• **Description of the task**
Please work out how many lines in the entries below include the string "Workout", and reply with the number alone.

• **Web page and app entries**
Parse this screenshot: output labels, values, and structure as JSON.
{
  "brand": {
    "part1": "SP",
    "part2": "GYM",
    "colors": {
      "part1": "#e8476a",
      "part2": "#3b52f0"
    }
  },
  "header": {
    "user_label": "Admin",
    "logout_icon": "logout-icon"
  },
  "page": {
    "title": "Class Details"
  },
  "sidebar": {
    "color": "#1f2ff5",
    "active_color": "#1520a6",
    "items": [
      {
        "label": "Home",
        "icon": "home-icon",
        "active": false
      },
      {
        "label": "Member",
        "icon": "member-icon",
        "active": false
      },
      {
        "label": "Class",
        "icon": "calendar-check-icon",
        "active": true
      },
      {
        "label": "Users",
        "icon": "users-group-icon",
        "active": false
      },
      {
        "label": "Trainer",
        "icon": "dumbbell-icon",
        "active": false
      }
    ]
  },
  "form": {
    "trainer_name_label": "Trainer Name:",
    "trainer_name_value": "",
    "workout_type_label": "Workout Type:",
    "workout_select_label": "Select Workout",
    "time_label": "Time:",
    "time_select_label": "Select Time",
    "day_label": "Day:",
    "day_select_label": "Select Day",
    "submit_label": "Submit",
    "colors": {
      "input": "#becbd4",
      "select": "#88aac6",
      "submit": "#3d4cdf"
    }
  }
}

• **Task answer**
2